::: SOURCE INFORMATION

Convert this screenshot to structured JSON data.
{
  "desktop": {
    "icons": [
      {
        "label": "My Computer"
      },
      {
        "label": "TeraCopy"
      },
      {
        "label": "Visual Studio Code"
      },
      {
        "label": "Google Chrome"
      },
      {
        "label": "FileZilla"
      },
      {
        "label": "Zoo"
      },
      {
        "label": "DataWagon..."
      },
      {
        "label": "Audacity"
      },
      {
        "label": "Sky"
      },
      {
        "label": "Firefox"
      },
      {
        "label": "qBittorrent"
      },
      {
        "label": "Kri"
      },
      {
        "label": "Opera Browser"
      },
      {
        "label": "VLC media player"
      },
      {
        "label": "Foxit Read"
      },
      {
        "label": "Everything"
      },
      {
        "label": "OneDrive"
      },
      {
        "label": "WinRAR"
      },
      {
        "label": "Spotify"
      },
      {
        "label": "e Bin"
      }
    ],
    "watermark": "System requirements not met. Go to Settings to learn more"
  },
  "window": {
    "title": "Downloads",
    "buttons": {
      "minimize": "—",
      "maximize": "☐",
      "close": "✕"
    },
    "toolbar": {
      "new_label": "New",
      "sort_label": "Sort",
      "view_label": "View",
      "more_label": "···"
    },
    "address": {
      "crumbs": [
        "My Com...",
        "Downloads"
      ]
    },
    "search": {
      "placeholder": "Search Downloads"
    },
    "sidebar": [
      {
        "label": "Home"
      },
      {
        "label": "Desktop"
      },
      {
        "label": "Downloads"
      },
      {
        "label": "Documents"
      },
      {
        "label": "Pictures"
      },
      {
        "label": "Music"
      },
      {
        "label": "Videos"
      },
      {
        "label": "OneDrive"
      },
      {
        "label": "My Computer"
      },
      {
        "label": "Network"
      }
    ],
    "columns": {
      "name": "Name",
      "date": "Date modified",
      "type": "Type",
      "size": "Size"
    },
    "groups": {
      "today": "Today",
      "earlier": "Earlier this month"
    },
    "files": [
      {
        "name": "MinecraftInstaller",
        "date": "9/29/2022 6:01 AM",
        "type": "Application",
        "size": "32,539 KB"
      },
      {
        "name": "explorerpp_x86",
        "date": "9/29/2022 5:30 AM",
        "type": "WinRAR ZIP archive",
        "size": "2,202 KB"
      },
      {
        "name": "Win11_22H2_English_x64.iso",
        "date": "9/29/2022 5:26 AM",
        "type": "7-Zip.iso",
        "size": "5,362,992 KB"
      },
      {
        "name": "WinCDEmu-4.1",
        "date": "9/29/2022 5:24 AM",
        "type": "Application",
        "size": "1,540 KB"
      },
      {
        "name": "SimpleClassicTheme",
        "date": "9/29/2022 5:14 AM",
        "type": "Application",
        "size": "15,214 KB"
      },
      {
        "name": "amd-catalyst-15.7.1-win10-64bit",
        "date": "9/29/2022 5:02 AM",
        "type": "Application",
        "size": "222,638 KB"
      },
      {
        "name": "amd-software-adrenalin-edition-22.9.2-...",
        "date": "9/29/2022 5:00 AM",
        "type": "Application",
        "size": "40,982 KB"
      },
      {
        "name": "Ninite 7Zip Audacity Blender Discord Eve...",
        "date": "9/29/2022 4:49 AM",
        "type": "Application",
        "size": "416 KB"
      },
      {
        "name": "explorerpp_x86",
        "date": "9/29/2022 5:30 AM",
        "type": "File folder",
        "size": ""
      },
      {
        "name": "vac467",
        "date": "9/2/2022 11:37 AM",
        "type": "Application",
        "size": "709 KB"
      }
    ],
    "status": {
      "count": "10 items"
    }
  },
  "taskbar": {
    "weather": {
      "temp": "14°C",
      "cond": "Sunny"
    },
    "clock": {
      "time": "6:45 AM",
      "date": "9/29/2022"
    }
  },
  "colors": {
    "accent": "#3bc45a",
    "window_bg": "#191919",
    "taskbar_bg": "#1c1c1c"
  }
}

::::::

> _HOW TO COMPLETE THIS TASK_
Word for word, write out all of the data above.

> _YOUR SOLUTION_
Convert this screenshot to structured JSON data.
{
  "desktop": {
    "icons": [
      {
        "label": "My Computer"
      },
      {
        "label": "TeraCopy"
      },
      {
        "label": "Visual Studio Code"
      },
      {
        "label": "Google Chrome"
      },
      {
        "label": "FileZilla"
      },
      {
        "label": "Zoo"
      },
      {
        "label": "DataWagon..."
      },
      {
        "label": "Audacity"
      },
      {
        "label": "Sky"
      },
      {
        "label": "Firefox"
      },
      {
        "label": "qBittorrent"
      },
      {
        "label": "Kri"
      },
      {
        "label": "Opera Browser"
      },
      {
        "label": "VLC media player"
      },
      {
        "label": "Foxit Read"
      },
      {
        "label": "Everything"
      },
      {
        "label": "OneDrive"
      },
      {
        "label": "WinRAR"
      },
      {
        "label": "Spotify"
      },
      {
        "label": "e Bin"
      }
    ],
    "watermark": "System requirements not met. Go to Settings to learn more"
  },
  "window": {
    "title": "Downloads",
    "buttons": {
      "minimize": "—",
      "maximize": "☐",
      "close": "✕"
    },
    "toolbar": {
      "new_label": "New",
      "sort_label": "Sort",
      "view_label": "View",
      "more_label": "···"
    },
    "address": {
      "crumbs": [
        "My Com...",
        "Downloads"
      ]
    },
    "search": {
      "placeholder": "Search Downloads"
    },
    "sidebar": [
      {
        "label": "Home"
      },
      {
        "label": "Desktop"
      },
      {
        "label": "Downloads"
      },
      {
        "label": "Documents"
      },
      {
        "label": "Pictures"
      },
      {
        "label": "Music"
      },
      {
        "label": "Videos"
      },
      {
        "label": "OneDrive"
      },
      {
        "label": "My Computer"
      },
      {
        "label": "Network"
      }
    ],
    "columns": {
      "name": "Name",
      "date": "Date modified",
      "type": "Type",
      "size": "Size"
    },
    "groups": {
      "today": "Today",
      "earlier": "Earlier this month"
    },
    "files": [
      {
        "name": "MinecraftInstaller",
        "date": "9/29/2022 6:01 AM",
        "type": "Application",
        "size": "32,539 KB"
      },
      {
        "name": "explorerpp_x86",
        "date": "9/29/2022 5:30 AM",
        "type": "WinRAR ZIP archive",
        "size": "2,202 KB"
      },
      {
        "name": "Win11_22H2_English_x64.iso",
        "date": "9/29/2022 5:26 AM",
        "type": "7-Zip.iso",
        "size": "5,362,992 KB"
      },
      {
        "name": "WinCDEmu-4.1",
        "date": "9/29/2022 5:24 AM",
        "type": "Application",
        "size": "1,540 KB"
      },
      {
        "name": "SimpleClassicTheme",
        "date": "9/29/2022 5:14 AM",
        "type": "Application",
        "size": "15,214 KB"
      },
      {
        "name": "amd-catalyst-15.7.1-win10-64bit",
        "date": "9/29/2022 5:02 AM",
        "type": "Application",
        "size": "222,638 KB"
      },
      {
        "name": "amd-software-adrenalin-edition-22.9.2-...",
        "date": "9/29/2022 5:00 AM",
        "type": "Application",
        "size": "40,982 KB"
      },
      {
        "name": "Ninite 7Zip Audacity Blender Discord Eve...",
        "date": "9/29/2022 4:49 AM",
        "type": "Application",
        "size": "416 KB"
      },
      {
        "name": "explorerpp_x86",
        "date": "9/29/2022 5:30 AM",
        "type": "File folder",
        "size": ""
      },
      {
        "name": "vac467",
        "date": "9/2/2022 11:37 AM",
        "type": "Application",
        "size": "709 KB"
      }
    ],
    "status": {
      "count": "10 items"
    }
  },
  "taskbar": {
    "weather": {
      "temp": "14°C",
      "cond": "Sunny"
    },
    "clock": {
      "time": "6:45 AM",
      "date": "9/29/2022"
    }
  },
  "colors": {
    "accent": "#3bc45a",
    "window_bg": "#191919",
    "taskbar_bg": "#1c1c1c"
  }
}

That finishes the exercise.